“You can’t B.S. people about food in Louisiana,” Meredith says. Before meeting with executives about potential franchise opportunities, she insisted on having a sub at the original Colorado Cheba Hut that her husband dined at 20 years ago. She remembers asking her husband what they would do if it wasn’t as good as he remembered, to which he responded: “We would get on the plane and go home.”
The couple had some initial hesitations about bringing the Cheba Hut concept to a non-legal state, but Meredith says they asked around town, heard positive feedback and ultimately decided this was “something Baton Rouge is ready for.”
Indeed, for nearly two decades Mellow Mushroom sat just down Burbank Drive from the new Cheba Hut location. The pizza restaurant popular with LSU students played off a similar theme of stoner culture until closing in 2019.
Tommy says the work atmosphere at Cheba Hut is designed for “stoner professionals, not professional stoners,” and crafting savory sandwiches while maintaining high standards of cleanliness are top priorities.
“We have to exceed those expectations because people are going to think we’re a bunch of potheads who sit around and smoke and make sloppy sandwiches,” Tommy says.
The restaurant will begin welcoming guests to its indoor dining area and full-service bar along with its outdoor bar and dining areas beginning Sunday, Aug. 8, with a grand opening slated for Monday, Aug. 9.

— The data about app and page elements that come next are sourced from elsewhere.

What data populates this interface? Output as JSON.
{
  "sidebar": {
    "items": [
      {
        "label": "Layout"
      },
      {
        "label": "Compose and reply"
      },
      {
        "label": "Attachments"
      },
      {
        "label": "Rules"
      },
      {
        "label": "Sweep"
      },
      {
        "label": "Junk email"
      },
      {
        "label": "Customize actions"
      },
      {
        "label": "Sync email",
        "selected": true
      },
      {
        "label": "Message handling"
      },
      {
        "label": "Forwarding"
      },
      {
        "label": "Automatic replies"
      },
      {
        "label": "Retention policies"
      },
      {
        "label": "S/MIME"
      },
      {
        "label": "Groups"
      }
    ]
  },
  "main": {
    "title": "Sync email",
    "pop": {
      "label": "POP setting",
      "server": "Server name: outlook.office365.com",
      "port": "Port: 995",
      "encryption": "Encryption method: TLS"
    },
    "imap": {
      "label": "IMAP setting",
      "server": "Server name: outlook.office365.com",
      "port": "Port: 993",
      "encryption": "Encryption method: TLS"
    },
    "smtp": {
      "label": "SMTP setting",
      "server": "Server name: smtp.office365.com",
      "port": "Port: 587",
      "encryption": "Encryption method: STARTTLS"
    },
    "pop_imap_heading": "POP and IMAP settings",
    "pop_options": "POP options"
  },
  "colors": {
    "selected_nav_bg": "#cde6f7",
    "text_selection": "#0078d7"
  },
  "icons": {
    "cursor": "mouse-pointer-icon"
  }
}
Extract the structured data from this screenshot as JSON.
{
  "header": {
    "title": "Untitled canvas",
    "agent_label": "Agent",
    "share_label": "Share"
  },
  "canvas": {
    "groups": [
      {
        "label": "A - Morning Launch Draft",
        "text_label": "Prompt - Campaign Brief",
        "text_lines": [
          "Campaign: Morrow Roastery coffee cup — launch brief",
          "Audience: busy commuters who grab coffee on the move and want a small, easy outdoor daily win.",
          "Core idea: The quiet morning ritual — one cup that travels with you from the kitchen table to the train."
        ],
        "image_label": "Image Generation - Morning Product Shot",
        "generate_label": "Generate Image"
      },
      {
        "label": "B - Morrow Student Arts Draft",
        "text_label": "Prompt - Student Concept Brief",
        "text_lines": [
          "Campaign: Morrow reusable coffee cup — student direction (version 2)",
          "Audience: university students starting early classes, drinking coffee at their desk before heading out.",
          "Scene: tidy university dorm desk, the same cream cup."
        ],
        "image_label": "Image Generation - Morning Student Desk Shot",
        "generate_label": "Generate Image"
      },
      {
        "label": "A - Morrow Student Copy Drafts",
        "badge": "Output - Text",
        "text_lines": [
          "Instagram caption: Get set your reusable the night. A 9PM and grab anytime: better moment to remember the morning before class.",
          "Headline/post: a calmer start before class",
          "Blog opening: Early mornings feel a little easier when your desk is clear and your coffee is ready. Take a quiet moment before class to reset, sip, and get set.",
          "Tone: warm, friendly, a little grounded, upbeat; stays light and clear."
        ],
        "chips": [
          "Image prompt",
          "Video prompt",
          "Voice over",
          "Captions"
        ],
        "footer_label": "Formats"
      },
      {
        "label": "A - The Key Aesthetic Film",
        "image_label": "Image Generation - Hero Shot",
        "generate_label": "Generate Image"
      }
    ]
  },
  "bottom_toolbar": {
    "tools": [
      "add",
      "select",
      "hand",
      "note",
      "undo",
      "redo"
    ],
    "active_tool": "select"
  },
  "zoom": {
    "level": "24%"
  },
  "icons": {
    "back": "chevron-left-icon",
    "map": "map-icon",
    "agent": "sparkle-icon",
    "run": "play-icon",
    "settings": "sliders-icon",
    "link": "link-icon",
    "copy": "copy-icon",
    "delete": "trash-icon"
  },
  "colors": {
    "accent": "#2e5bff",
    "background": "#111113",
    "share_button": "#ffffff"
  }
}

Cheba Hut is at 411 Ben Hur Road, Suite A, in the same shopping center as Rotolo’s Pizza.